■ **Work to be completed**: The required lines are those that contain "name"; pull them out of the data and copy them.

[Page and application data records]
=-=-=-=-=
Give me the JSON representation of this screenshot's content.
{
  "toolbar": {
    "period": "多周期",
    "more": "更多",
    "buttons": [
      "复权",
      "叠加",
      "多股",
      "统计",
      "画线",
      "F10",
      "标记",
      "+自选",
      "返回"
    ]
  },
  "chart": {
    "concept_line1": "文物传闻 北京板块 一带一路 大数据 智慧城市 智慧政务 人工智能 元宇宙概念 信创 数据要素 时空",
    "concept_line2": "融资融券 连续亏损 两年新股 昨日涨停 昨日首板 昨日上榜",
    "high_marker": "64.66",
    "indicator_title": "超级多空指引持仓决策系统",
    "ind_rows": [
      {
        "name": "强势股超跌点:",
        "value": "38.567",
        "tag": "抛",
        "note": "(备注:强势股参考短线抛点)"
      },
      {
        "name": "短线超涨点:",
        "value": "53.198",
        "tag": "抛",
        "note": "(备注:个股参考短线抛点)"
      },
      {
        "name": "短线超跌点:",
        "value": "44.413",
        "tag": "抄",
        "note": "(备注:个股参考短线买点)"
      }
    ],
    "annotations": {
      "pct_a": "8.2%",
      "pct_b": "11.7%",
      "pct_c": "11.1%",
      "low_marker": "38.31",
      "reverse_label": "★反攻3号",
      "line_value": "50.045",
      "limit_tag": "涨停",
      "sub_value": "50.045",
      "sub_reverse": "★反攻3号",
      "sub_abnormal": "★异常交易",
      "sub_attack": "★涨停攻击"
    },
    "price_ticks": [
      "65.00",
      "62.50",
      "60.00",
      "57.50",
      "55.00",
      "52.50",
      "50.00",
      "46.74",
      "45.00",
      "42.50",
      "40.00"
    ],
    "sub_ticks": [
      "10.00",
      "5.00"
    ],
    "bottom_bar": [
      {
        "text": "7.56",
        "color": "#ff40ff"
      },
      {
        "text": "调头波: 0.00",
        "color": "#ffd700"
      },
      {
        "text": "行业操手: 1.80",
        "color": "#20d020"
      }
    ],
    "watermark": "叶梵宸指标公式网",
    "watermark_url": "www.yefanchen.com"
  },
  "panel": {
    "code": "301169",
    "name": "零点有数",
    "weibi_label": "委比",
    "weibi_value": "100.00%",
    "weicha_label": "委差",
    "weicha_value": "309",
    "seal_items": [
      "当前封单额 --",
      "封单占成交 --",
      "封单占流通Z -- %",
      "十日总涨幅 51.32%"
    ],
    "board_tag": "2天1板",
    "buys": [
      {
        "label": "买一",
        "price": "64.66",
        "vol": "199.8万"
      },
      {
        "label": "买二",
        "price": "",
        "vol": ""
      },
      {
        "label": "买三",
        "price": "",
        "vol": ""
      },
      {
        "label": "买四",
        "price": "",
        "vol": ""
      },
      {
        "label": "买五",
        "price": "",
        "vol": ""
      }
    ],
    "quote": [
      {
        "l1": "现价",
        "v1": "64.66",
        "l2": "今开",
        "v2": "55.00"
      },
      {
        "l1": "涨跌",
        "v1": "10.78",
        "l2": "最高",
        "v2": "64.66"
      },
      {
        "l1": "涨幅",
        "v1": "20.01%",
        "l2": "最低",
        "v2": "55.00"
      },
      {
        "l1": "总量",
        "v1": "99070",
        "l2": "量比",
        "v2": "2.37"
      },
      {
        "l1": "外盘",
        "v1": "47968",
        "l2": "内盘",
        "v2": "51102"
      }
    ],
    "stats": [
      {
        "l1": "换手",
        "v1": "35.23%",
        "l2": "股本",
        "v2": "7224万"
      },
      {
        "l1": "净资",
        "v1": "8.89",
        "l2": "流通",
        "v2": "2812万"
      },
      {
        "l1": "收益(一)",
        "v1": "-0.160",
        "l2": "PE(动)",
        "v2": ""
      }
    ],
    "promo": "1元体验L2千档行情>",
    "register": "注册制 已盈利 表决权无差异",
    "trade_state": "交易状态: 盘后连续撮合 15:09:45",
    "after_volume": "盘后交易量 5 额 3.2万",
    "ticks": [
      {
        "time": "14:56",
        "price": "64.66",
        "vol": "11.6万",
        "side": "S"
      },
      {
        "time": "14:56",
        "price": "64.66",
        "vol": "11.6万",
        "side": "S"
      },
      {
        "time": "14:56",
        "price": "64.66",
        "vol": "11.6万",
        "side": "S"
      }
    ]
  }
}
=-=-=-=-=
■ **Answer space**:
        "name": "强势股超跌点:",
        "name": "短线超涨点:",
        "name": "短线超跌点:",
    "name": "零点有数",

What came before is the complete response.